● **ACTIVITY**: Within the entries that follow, show each line where the word "sizeof" occurs.

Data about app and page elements
----

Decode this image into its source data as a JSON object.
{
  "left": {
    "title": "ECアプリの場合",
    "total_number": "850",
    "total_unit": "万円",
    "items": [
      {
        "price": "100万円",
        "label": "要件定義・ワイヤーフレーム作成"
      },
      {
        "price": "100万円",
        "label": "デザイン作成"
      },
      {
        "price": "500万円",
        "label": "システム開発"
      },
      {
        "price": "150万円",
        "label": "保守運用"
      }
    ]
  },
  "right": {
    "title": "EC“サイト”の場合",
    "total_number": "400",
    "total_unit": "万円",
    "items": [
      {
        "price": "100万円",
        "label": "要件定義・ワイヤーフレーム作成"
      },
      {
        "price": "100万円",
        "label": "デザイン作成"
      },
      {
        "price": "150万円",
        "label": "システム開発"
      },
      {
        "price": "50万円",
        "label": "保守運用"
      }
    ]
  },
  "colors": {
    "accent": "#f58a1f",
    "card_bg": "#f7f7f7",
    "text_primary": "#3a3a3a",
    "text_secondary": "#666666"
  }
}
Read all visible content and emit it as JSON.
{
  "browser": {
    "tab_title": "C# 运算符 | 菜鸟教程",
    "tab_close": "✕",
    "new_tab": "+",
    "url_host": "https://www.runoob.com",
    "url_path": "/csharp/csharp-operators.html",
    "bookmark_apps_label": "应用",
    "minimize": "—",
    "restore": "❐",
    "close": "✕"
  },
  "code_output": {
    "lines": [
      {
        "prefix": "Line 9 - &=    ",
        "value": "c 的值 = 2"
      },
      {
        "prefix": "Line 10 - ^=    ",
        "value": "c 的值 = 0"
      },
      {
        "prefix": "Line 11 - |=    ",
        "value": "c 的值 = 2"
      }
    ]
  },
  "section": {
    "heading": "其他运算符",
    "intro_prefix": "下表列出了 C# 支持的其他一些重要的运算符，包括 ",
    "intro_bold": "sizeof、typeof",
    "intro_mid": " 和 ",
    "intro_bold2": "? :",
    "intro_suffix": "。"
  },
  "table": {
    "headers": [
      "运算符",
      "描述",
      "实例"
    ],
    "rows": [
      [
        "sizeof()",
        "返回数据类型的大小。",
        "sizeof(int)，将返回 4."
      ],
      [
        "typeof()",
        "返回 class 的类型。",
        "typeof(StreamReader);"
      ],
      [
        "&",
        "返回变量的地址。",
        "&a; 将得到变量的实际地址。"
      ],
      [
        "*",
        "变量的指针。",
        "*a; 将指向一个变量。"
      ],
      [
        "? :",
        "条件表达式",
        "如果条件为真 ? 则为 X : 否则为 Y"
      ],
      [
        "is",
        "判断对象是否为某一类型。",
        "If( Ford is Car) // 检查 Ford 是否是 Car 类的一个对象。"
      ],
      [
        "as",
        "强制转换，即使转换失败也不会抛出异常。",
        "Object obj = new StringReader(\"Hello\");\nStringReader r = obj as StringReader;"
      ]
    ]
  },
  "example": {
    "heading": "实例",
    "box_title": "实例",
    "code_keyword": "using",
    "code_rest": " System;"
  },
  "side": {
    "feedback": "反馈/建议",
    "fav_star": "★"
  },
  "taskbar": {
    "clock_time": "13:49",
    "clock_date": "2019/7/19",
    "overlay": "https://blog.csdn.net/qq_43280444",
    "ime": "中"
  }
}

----

● **RESPONSE FOR THIS EXERCISE**:
    "intro_bold": "sizeof、typeof",
        "sizeof()",
        "sizeof(int)，将返回 4."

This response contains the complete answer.